Well, it’s been a while since I’ve done a book review! I’ve been working on a Kim Stanley Robinson novel for the past 6 months–that will be coming eventually. I do want to start reading again–hello library (which I don’t leave so near to anymore, but whatevs, I have a car and bus tickets, don’t I?)!
Anyhoo. Last week, Ryan Biddulph of Blogging For Paradise contacted me for a book review. As I haven’t read an ebook about blogging in a while, I thought, why not? It’ll give me something to read and also some blog fodder. So I added Blogging From Paradise: How To Retire To A Life of Island Hopping Through Smart Blogging to my Dropbox.
So, okay, the cover is kind of meh. Picture of a tropical paradise, some text boxes. It looks like what it is: a self-published ebook. It’s short too: 67 pages and you’re done.
The first impression I had with the first few paragraphs wasn’t an overly positive one. The guy definitely needs an editor. But I didn’t let that stop me from finishing the book, despite how annoyed I grew with missing commas and then/than errors, and plenty of other things that could just easily be corrected with a second pair of eyes (and I write this to a majority of my students, who make no money whatsoever with the papers they write for me).
You know I’m a fan of depth. If you’re going to write a book, make it something worth my while. On this front, this book kind of fails.
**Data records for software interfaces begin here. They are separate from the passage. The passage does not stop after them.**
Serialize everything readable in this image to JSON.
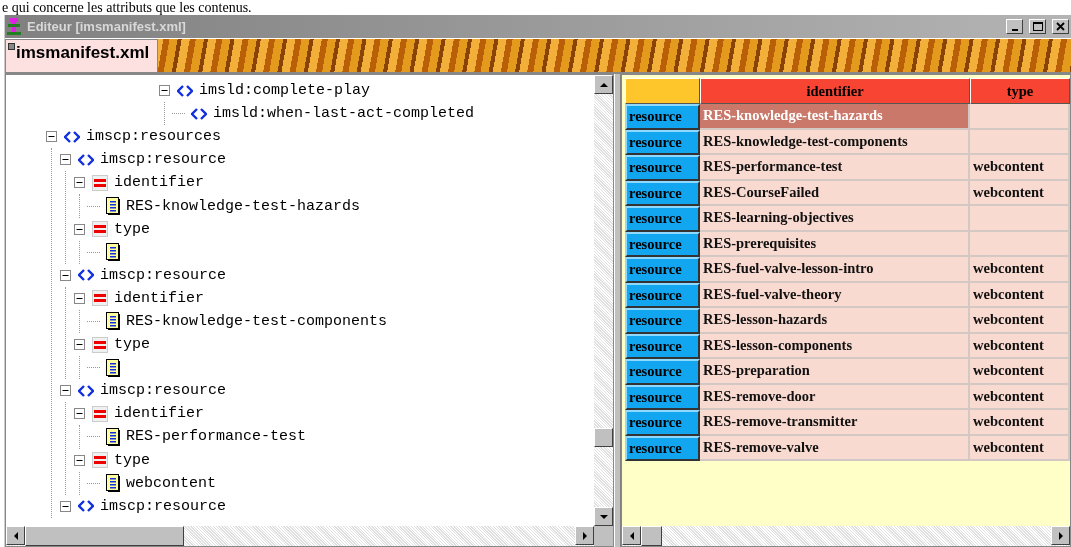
{
  "caption": "e qui concerne les attributs que les contenus.",
  "window": {
    "title": "Editeur [imsmanifest.xml]"
  },
  "tabs": [
    {
      "label": "imsmanifest.xml",
      "selected": true
    }
  ],
  "tree_top": [
    {
      "kind": "element",
      "label": "imsld:complete-play",
      "expanded": true,
      "children": [
        {
          "kind": "element",
          "label": "imsld:when-last-act-completed"
        }
      ]
    }
  ],
  "tree": [
    {
      "kind": "element",
      "label": "imscp:resources",
      "expanded": true,
      "children": [
        {
          "kind": "element",
          "label": "imscp:resource",
          "expanded": true,
          "children": [
            {
              "kind": "attribute",
              "label": "identifier",
              "expanded": true,
              "children": [
                {
                  "kind": "text",
                  "label": "RES-knowledge-test-hazards"
                }
              ]
            },
            {
              "kind": "attribute",
              "label": "type",
              "expanded": true,
              "children": [
                {
                  "kind": "text"
                }
              ]
            }
          ]
        },
        {
          "kind": "element",
          "label": "imscp:resource",
          "expanded": true,
          "children": [
            {
              "kind": "attribute",
              "label": "identifier",
              "expanded": true,
              "children": [
                {
                  "kind": "text",
                  "label": "RES-knowledge-test-components"
                }
              ]
            },
            {
              "kind": "attribute",
              "label": "type",
              "expanded": true,
              "children": [
                {
                  "kind": "text"
                }
              ]
            }
          ]
        },
        {
          "kind": "element",
          "label": "imscp:resource",
          "expanded": true,
          "children": [
            {
              "kind": "attribute",
              "label": "identifier",
              "expanded": true,
              "children": [
                {
                  "kind": "text",
                  "label": "RES-performance-test"
                }
              ]
            },
            {
              "kind": "attribute",
              "label": "type",
              "expanded": true,
              "children": [
                {
                  "kind": "text",
                  "label": "webcontent"
                }
              ]
            }
          ]
        },
        {
          "kind": "element",
          "label": "imscp:resource",
          "expanded": true
        }
      ]
    }
  ],
  "table": {
    "columns": [
      "identifier",
      "type"
    ],
    "rows": [
      {
        "label": "resource",
        "identifier": "RES-knowledge-test-hazards",
        "selected": true
      },
      {
        "label": "resource",
        "identifier": "RES-knowledge-test-components",
        "selected": false
      },
      {
        "label": "resource",
        "identifier": "RES-performance-test",
        "type": "webcontent",
        "selected": false
      },
      {
        "label": "resource",
        "identifier": "RES-CourseFailed",
        "type": "webcontent",
        "selected": false
      },
      {
        "label": "resource",
        "identifier": "RES-learning-objectives",
        "selected": false
      },
      {
        "label": "resource",
        "identifier": "RES-prerequisites",
        "selected": false
      },
      {
        "label": "resource",
        "identifier": "RES-fuel-valve-lesson-intro",
        "type": "webcontent",
        "selected": false
      },
      {
        "label": "resource",
        "identifier": "RES-fuel-valve-theory",
        "type": "webcontent",
        "selected": false
      },
      {
        "label": "resource",
        "identifier": "RES-lesson-hazards",
        "type": "webcontent",
        "selected": false
      },
      {
        "label": "resource",
        "identifier": "RES-lesson-components",
        "type": "webcontent",
        "selected": false
      },
      {
        "label": "resource",
        "identifier": "RES-preparation",
        "type": "webcontent",
        "selected": false
      },
      {
        "label": "resource",
        "identifier": "RES-remove-door",
        "type": "webcontent",
        "selected": false
      },
      {
        "label": "resource",
        "identifier": "RES-remove-transmitter",
        "type": "webcontent",
        "selected": false
      },
      {
        "label": "resource",
        "identifier": "RES-remove-valve",
        "type": "webcontent",
        "selected": false
      }
    ]
  }
}
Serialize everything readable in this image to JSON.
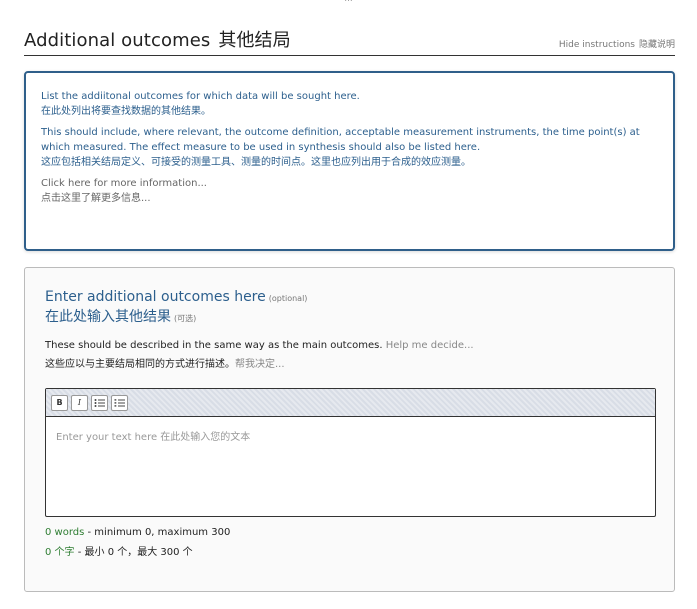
{
  "breadcrumb": "...",
  "header": {
    "title_en": "Additional outcomes",
    "title_zh": "其他结局",
    "hide_en": "Hide instructions",
    "hide_zh": "隐藏说明"
  },
  "instructions": {
    "line1_en": "List the addiitonal outcomes for which data will be sought here.",
    "line1_zh": "在此处列出将要查找数据的其他结果。",
    "line2_en": "This should include, where relevant, the outcome definition, acceptable measurement instruments, the time point(s) at which measured. The effect measure to be used in synthesis should also be listed here.",
    "line2_zh": "这应包括相关结局定义、可接受的测量工具、测量的时间点。这里也应列出用于合成的效应测量。",
    "more_en": "Click here for more information...",
    "more_zh": "点击这里了解更多信息..."
  },
  "field": {
    "label_en": "Enter additional outcomes here",
    "optional_en": "(optional)",
    "label_zh": "在此处输入其他结果",
    "optional_zh": "(可选)",
    "desc_en": "These should be described in the same way as the main outcomes.",
    "help_en": "Help me decide...",
    "desc_zh": "这些应以与主要结局相同的方式进行描述。",
    "help_zh": "帮我决定..."
  },
  "editor": {
    "bold_label": "B",
    "italic_label": "I",
    "bullet_icon": "bulleted-list-icon",
    "numbered_icon": "numbered-list-icon",
    "placeholder": "Enter your text here  在此处输入您的文本",
    "value": ""
  },
  "counter": {
    "words_en": "0 words",
    "limits_en": " - minimum 0, maximum 300",
    "words_zh": "0 个字",
    "limits_zh": " - 最小 0 个，最大 300 个"
  },
  "colors": {
    "accent": "#2c5f8d",
    "border_accent": "#2f5f8a",
    "ok": "#2e7d32"
  }
}
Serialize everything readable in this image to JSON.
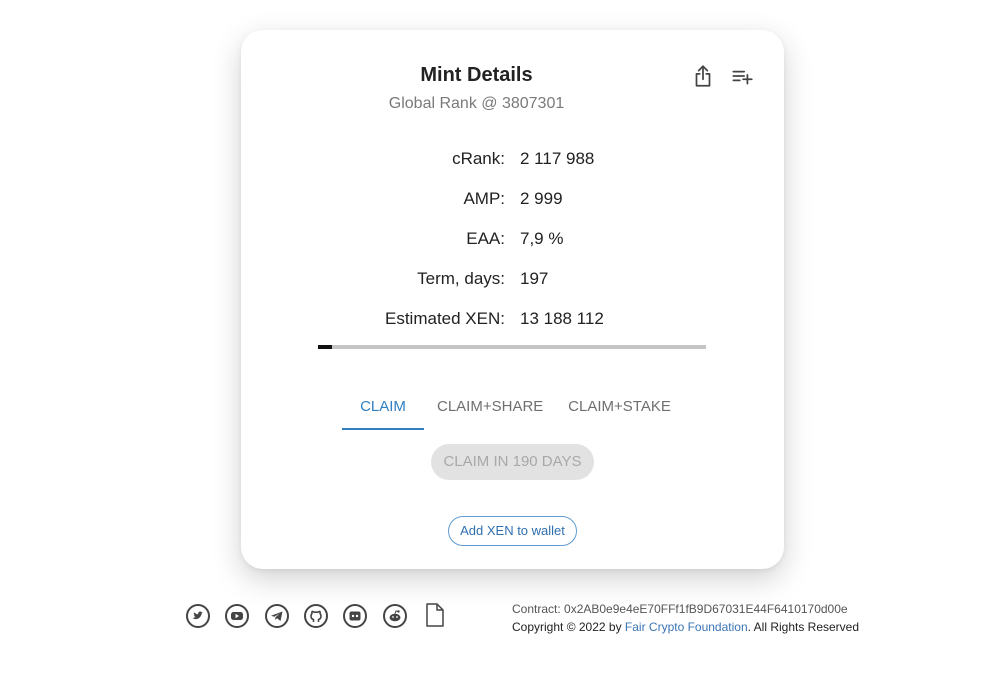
{
  "card": {
    "title": "Mint Details",
    "global_rank": "Global Rank @ 3807301",
    "stats": [
      {
        "label": "cRank:",
        "value": "2 117 988"
      },
      {
        "label": "AMP:",
        "value": "2 999"
      },
      {
        "label": "EAA:",
        "value": "7,9 %"
      },
      {
        "label": "Term, days:",
        "value": "197"
      },
      {
        "label": "Estimated XEN:",
        "value": "13 188 112"
      }
    ],
    "progress_fraction": 0.035,
    "tabs": [
      {
        "label": "CLAIM",
        "active": true
      },
      {
        "label": "CLAIM+SHARE",
        "active": false
      },
      {
        "label": "CLAIM+STAKE",
        "active": false
      }
    ],
    "claim_button": "CLAIM IN 190 DAYS",
    "wallet_button": "Add XEN to wallet",
    "icons": {
      "share": "share-icon",
      "playlist_add": "playlist-add-icon"
    }
  },
  "footer": {
    "icons": [
      "twitter-icon",
      "youtube-icon",
      "telegram-icon",
      "github-icon",
      "discord-icon",
      "reddit-icon",
      "document-icon"
    ],
    "contract": "Contract: 0x2AB0e9e4eE70FFf1fB9D67031E44F6410170d00e",
    "copyright_prefix": "Copyright © 2022 by ",
    "foundation_link": "Fair Crypto Foundation",
    "copyright_suffix": ". All Rights Reserved"
  },
  "colors": {
    "accent": "#2f7fc1",
    "progress_fill": "#111111",
    "progress_track": "#c4c4c4"
  }
}
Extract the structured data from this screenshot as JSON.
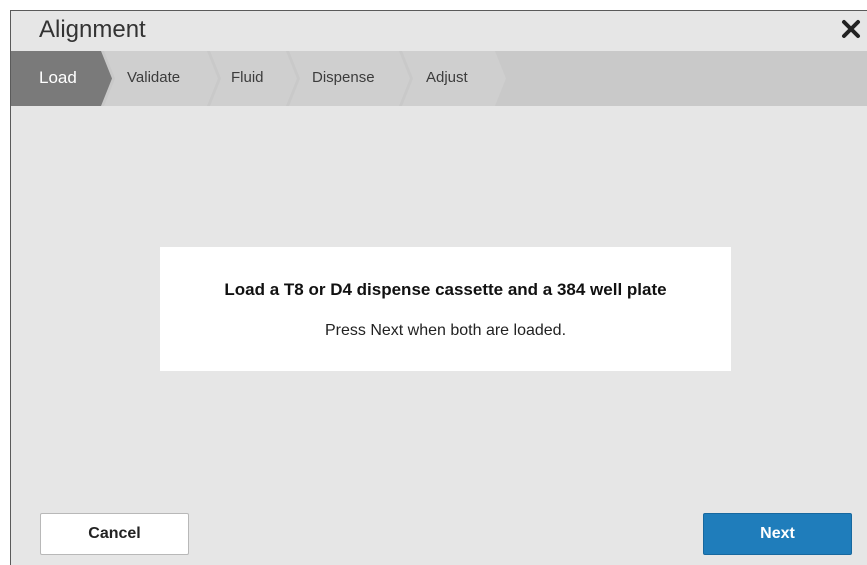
{
  "dialog": {
    "title": "Alignment",
    "close_icon": "close-icon"
  },
  "steps": [
    {
      "label": "Load",
      "active": true
    },
    {
      "label": "Validate",
      "active": false
    },
    {
      "label": "Fluid",
      "active": false
    },
    {
      "label": "Dispense",
      "active": false
    },
    {
      "label": "Adjust",
      "active": false
    }
  ],
  "card": {
    "heading": "Load a T8 or D4 dispense cassette and a 384 well plate",
    "instruction": "Press Next when both are loaded."
  },
  "footer": {
    "cancel_label": "Cancel",
    "next_label": "Next"
  },
  "colors": {
    "active_step": "#7a7a7a",
    "inactive_step": "#cfcfcf",
    "primary_button": "#1f7dbb",
    "dialog_background": "#e6e6e6"
  }
}
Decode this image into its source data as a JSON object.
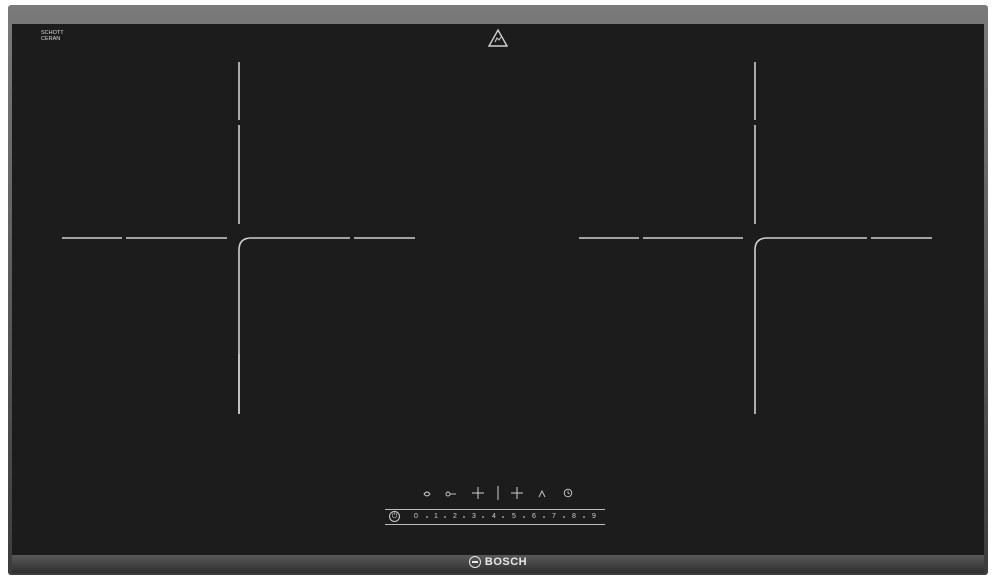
{
  "brand": {
    "name": "BOSCH"
  },
  "glass_maker": {
    "line1": "SCHOTT",
    "line2": "CERAN",
    "line3": ""
  },
  "icons": {
    "warning": "warning-triangle-icon",
    "cooking_zones": [
      "zone-left-cross",
      "zone-right-cross"
    ],
    "controls": [
      "pan-icon",
      "key-lock-icon",
      "plus-left-icon",
      "divider",
      "plus-right-icon",
      "zone-select-icon",
      "timer-icon"
    ]
  },
  "controls": {
    "power_symbol": "⏻",
    "power_levels": [
      "0",
      "1",
      "2",
      "3",
      "4",
      "5",
      "6",
      "7",
      "8",
      "9"
    ]
  },
  "colors": {
    "glass": "#1c1c1c",
    "frame": "#5a5a5a",
    "markings": "#d0d0d0"
  }
}
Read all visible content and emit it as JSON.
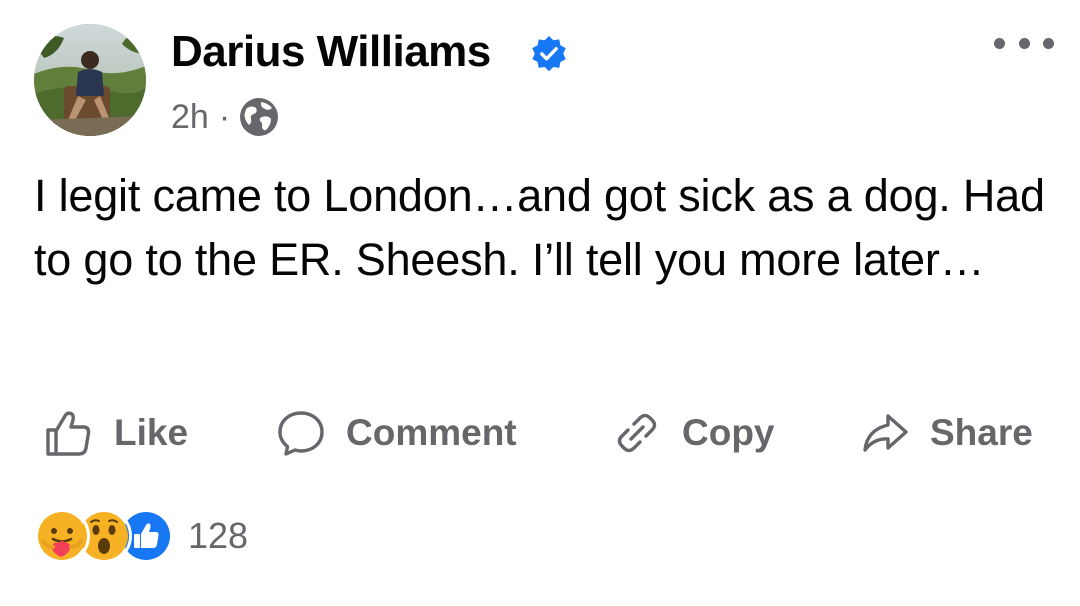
{
  "post": {
    "author_name": "Darius Williams",
    "verified": true,
    "timestamp": "2h",
    "separator": "·",
    "audience_icon": "globe-icon",
    "text": "I legit came to London…and got sick as a dog. Had to go to the ER. Sheesh. I’ll tell you more later…"
  },
  "actions": {
    "like": "Like",
    "comment": "Comment",
    "copy": "Copy",
    "share": "Share"
  },
  "reactions": {
    "icons": [
      "care-reaction-icon",
      "wow-reaction-icon",
      "like-reaction-icon"
    ],
    "count": "128"
  },
  "colors": {
    "verified_blue": "#1877f2",
    "secondary_text": "#65676b",
    "primary_text": "#050505"
  }
}
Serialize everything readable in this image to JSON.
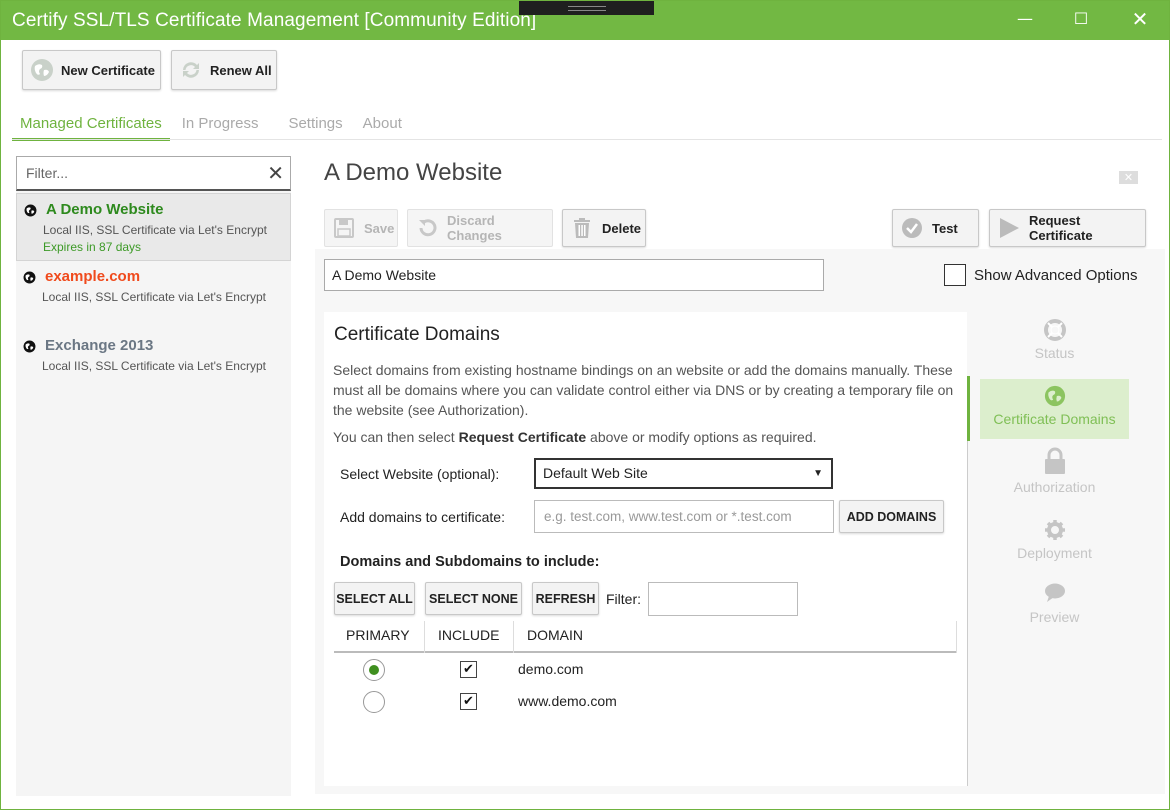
{
  "window": {
    "title": "Certify SSL/TLS Certificate Management [Community Edition]",
    "minimize": "—",
    "maximize": "☐",
    "close": "✕"
  },
  "toolbar": {
    "new_certificate": "New Certificate",
    "renew_all": "Renew All"
  },
  "tabs": [
    {
      "label": "Managed Certificates",
      "active": true
    },
    {
      "label": "In Progress",
      "active": false
    },
    {
      "label": "Settings",
      "active": false
    },
    {
      "label": "About",
      "active": false
    }
  ],
  "sidebar": {
    "filter_placeholder": "Filter...",
    "clear": "✕",
    "items": [
      {
        "name": "A Demo Website",
        "desc": "Local IIS, SSL Certificate via Let's Encrypt",
        "expiry": "Expires in 87 days",
        "color": "#2e8a1e"
      },
      {
        "name": "example.com",
        "desc": "Local IIS, SSL Certificate via Let's Encrypt",
        "color": "#f04a1c"
      },
      {
        "name": "Exchange 2013",
        "desc": "Local IIS, SSL Certificate via Let's Encrypt",
        "color": "#6b7784"
      }
    ]
  },
  "main": {
    "title": "A Demo Website",
    "close_badge": "✕",
    "actions": {
      "save": "Save",
      "discard": "Discard Changes",
      "delete": "Delete",
      "test": "Test",
      "request": "Request Certificate"
    },
    "name_value": "A Demo Website",
    "show_advanced": "Show Advanced Options",
    "section": {
      "title": "Certificate Domains",
      "desc": "Select domains from existing hostname bindings on an website or add the domains manually. These must all be domains where you can validate control either via DNS or by creating a temporary file on the website (see Authorization).",
      "desc2_prefix": "You can then select ",
      "desc2_bold": "Request Certificate",
      "desc2_suffix": " above or modify options as required.",
      "select_website_label": "Select Website (optional):",
      "select_website_value": "Default Web Site",
      "add_domains_label": "Add domains to certificate:",
      "add_domains_placeholder": "e.g. test.com, www.test.com or *.test.com",
      "add_domains_button": "ADD DOMAINS",
      "subheading": "Domains and Subdomains to include:",
      "select_all": "SELECT ALL",
      "select_none": "SELECT NONE",
      "refresh": "REFRESH",
      "filter_label": "Filter:",
      "columns": [
        "PRIMARY",
        "INCLUDE",
        "DOMAIN"
      ],
      "rows": [
        {
          "primary": true,
          "include": true,
          "domain": "demo.com"
        },
        {
          "primary": false,
          "include": true,
          "domain": "www.demo.com"
        }
      ]
    }
  },
  "nav": [
    {
      "label": "Status",
      "icon": "lifebuoy-icon",
      "active": false
    },
    {
      "label": "Certificate Domains",
      "icon": "globe-icon",
      "active": true
    },
    {
      "label": "Authorization",
      "icon": "lock-icon",
      "active": false
    },
    {
      "label": "Deployment",
      "icon": "gear-icon",
      "active": false
    },
    {
      "label": "Preview",
      "icon": "speech-bubble-icon",
      "active": false
    }
  ],
  "colors": {
    "accent": "#6fb33f",
    "titlebar": "#72b843"
  }
}
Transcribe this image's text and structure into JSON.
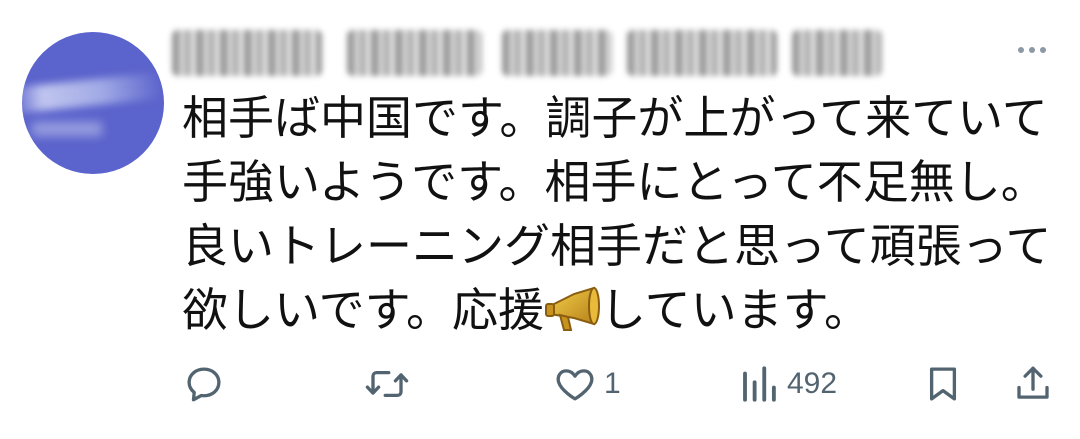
{
  "tweet": {
    "text_lines": [
      "相手ば中国です。調子が上がって来ていて",
      "手強いようです。相手にとって不足無し。",
      "良いトレーニング相手だと思って頑張って"
    ],
    "last_line_before": "欲しいです。応援",
    "last_line_after": "しています。"
  },
  "actions": {
    "reply_count": "",
    "retweet_count": "",
    "like_count": "1",
    "views_count": "492"
  },
  "icons": {
    "avatar": "avatar-blurred",
    "more": "more-horizontal-icon",
    "reply": "reply-icon",
    "retweet": "retweet-icon",
    "like": "heart-icon",
    "views": "views-chart-icon",
    "bookmark": "bookmark-icon",
    "share": "share-icon",
    "emoji": "megaphone-icon"
  },
  "colors": {
    "text": "#111111",
    "muted": "#536471",
    "avatar": "#5b63cc",
    "megaphone": "#d4a52a"
  }
}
With 11 chapters for 67 pages, you don’t get much space for each.
But sometimes, a wide overview of something can be just what you need. It’s definitely not a step-by-step, follow my blueprint type of book. It’s more of a “here’s a general idea of what I did to be successful”.
My favourite chapters were the early ones: chapter 1 covers the kind of attitude you need to be a successful blogger, chapter 2 covers some common mistakes bloggers make, and chapter 3 effectively clarified for me how to define your blog topic. Which, on the moment, I actually needed for my Writefulness project.
Chapter 4 is also nice because, in the end, creating and connecting are the true keys to success. Not marketing, not SEO. Creating and connecting.
The rest (including the chapter on monetization) was really too thin for me. If you want more information on monetization, there are much deeper books you can get. This one just tells you that you can sell ads and your services when you become an expert. Which is obvious–at least to me. But a beginner might find this information useful.
As I am not particularly interested in island hopping (more like just living on one of them), the constant references to “living a life of island hopping in paradise” quickly became grating. The cover clearly expresses that, so I don’t think it’s necessary to weigh the writing down with constantly mentioning that the author has been to Bali and Fiji and Thailand and whatever. I think that it crosses the line between “inspiration” and “bragging” at this point.
So, my honest take on this? Don’t spend $13 on this book. You can get much better for less. Wait until there’s a special, or a giveaway, or something of the kind. I mean, I got Jeff Goin’s You Are a Writer for $2, and despite its faults, it was a great inspirational read.
But if you like Ryan’s content on his blog and you need something to kick your butt into gear to start blogging, and $13 is no chip off your shoulder? Go ahead, I guess. It’s your money.
This gets a 3 stars from me. Despite its faults and its high price, it still had some good bits of insight.
Disclaimer: I received this ebook for free from the author. All opinions are my own. Links may lead to affiliate programs.